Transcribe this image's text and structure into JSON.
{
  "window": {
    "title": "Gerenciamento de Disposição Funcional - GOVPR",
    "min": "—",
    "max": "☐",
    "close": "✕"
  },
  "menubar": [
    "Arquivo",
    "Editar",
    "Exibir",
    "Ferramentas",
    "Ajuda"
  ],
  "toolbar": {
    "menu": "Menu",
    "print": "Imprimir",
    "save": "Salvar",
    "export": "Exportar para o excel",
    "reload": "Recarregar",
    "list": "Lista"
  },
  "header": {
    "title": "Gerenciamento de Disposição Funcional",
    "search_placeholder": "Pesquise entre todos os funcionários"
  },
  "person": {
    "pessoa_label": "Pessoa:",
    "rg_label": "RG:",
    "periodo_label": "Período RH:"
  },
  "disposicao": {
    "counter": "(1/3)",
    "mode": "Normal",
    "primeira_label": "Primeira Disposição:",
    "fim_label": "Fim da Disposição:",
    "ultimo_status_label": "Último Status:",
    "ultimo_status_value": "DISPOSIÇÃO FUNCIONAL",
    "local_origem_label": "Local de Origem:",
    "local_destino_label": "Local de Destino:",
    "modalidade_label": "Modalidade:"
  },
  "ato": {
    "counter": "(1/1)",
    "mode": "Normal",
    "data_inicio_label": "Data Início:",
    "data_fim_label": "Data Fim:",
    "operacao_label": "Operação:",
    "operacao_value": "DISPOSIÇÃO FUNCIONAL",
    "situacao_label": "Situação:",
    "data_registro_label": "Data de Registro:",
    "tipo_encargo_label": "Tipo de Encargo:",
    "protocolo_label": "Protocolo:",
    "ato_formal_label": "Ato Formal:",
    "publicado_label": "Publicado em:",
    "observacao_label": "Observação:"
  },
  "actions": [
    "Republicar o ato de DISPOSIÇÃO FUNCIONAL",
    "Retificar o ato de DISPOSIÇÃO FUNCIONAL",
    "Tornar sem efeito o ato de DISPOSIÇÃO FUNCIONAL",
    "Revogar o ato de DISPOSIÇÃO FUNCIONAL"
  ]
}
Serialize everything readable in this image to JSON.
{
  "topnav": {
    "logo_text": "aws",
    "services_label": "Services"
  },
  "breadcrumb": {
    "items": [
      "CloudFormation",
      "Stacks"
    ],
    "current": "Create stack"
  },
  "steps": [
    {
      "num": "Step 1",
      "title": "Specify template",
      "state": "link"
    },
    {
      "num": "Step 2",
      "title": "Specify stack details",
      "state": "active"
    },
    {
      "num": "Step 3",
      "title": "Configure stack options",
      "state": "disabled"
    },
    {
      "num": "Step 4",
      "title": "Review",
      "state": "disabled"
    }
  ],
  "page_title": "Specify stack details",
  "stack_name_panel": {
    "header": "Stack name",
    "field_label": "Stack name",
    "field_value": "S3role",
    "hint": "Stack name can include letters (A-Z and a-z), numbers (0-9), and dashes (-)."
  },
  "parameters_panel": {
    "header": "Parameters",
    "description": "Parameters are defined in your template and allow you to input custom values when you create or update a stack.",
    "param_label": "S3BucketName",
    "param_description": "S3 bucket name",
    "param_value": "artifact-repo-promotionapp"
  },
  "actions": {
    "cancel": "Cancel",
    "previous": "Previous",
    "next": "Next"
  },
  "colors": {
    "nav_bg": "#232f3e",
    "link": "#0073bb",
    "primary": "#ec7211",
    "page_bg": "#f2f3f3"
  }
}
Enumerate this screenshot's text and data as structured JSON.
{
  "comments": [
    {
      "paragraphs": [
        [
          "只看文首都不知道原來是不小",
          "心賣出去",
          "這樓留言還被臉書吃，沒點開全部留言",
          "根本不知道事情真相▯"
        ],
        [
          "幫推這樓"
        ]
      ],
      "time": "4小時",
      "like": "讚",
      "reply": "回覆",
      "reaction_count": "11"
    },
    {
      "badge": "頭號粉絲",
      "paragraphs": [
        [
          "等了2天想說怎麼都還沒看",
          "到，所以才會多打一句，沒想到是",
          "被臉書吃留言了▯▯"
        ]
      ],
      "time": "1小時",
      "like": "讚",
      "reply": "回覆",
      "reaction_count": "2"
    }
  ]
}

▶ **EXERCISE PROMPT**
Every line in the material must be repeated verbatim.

▶ **SOLUTION TO THIS EXERCISE**
Transcribe this image's text and structure into JSON.
{
  "window": {
    "title": "Gerenciamento de Disposição Funcional - GOVPR",
    "min": "—",
    "max": "☐",
    "close": "✕"
  },
  "menubar": [
    "Arquivo",
    "Editar",
    "Exibir",
    "Ferramentas",
    "Ajuda"
  ],
  "toolbar": {
    "menu": "Menu",
    "print": "Imprimir",
    "save": "Salvar",
    "export": "Exportar para o excel",
    "reload": "Recarregar",
    "list": "Lista"
  },
  "header": {
    "title": "Gerenciamento de Disposição Funcional",
    "search_placeholder": "Pesquise entre todos os funcionários"
  },
  "person": {
    "pessoa_label": "Pessoa:",
    "rg_label": "RG:",
    "periodo_label": "Período RH:"
  },
  "disposicao": {
    "counter": "(1/3)",
    "mode": "Normal",
    "primeira_label": "Primeira Disposição:",
    "fim_label": "Fim da Disposição:",
    "ultimo_status_label": "Último Status:",
    "ultimo_status_value": "DISPOSIÇÃO FUNCIONAL",
    "local_origem_label": "Local de Origem:",
    "local_destino_label": "Local de Destino:",
    "modalidade_label": "Modalidade:"
  },
  "ato": {
    "counter": "(1/1)",
    "mode": "Normal",
    "data_inicio_label": "Data Início:",
    "data_fim_label": "Data Fim:",
    "operacao_label": "Operação:",
    "operacao_value": "DISPOSIÇÃO FUNCIONAL",
    "situacao_label": "Situação:",
    "data_registro_label": "Data de Registro:",
    "tipo_encargo_label": "Tipo de Encargo:",
    "protocolo_label": "Protocolo:",
    "ato_formal_label": "Ato Formal:",
    "publicado_label": "Publicado em:",
    "observacao_label": "Observação:"
  },
  "actions": [
    "Republicar o ato de DISPOSIÇÃO FUNCIONAL",
    "Retificar o ato de DISPOSIÇÃO FUNCIONAL",
    "Tornar sem efeito o ato de DISPOSIÇÃO FUNCIONAL",
    "Revogar o ato de DISPOSIÇÃO FUNCIONAL"
  ]
}
Serialize everything readable in this image to JSON.
{
  "topnav": {
    "logo_text": "aws",
    "services_label": "Services"
  },
  "breadcrumb": {
    "items": [
      "CloudFormation",
      "Stacks"
    ],
    "current": "Create stack"
  },
  "steps": [
    {
      "num": "Step 1",
      "title": "Specify template",
      "state": "link"
    },
    {
      "num": "Step 2",
      "title": "Specify stack details",
      "state": "active"
    },
    {
      "num": "Step 3",
      "title": "Configure stack options",
      "state": "disabled"
    },
    {
      "num": "Step 4",
      "title": "Review",
      "state": "disabled"
    }
  ],
  "page_title": "Specify stack details",
  "stack_name_panel": {
    "header": "Stack name",
    "field_label": "Stack name",
    "field_value": "S3role",
    "hint": "Stack name can include letters (A-Z and a-z), numbers (0-9), and dashes (-)."
  },
  "parameters_panel": {
    "header": "Parameters",
    "description": "Parameters are defined in your template and allow you to input custom values when you create or update a stack.",
    "param_label": "S3BucketName",
    "param_description": "S3 bucket name",
    "param_value": "artifact-repo-promotionapp"
  },
  "actions": {
    "cancel": "Cancel",
    "previous": "Previous",
    "next": "Next"
  },
  "colors": {
    "nav_bg": "#232f3e",
    "link": "#0073bb",
    "primary": "#ec7211",
    "page_bg": "#f2f3f3"
  }
}
Enumerate this screenshot's text and data as structured JSON.
{
  "comments": [
    {
      "paragraphs": [
        [
          "只看文首都不知道原來是不小",
          "心賣出去",
          "這樓留言還被臉書吃，沒點開全部留言",
          "根本不知道事情真相▯"
        ],
        [
          "幫推這樓"
        ]
      ],
      "time": "4小時",
      "like": "讚",
      "reply": "回覆",
      "reaction_count": "11"
    },
    {
      "badge": "頭號粉絲",
      "paragraphs": [
        [
          "等了2天想說怎麼都還沒看",
          "到，所以才會多打一句，沒想到是",
          "被臉書吃留言了▯▯"
        ]
      ],
      "time": "1小時",
      "like": "讚",
      "reply": "回覆",
      "reaction_count": "2"
    }
  ]
}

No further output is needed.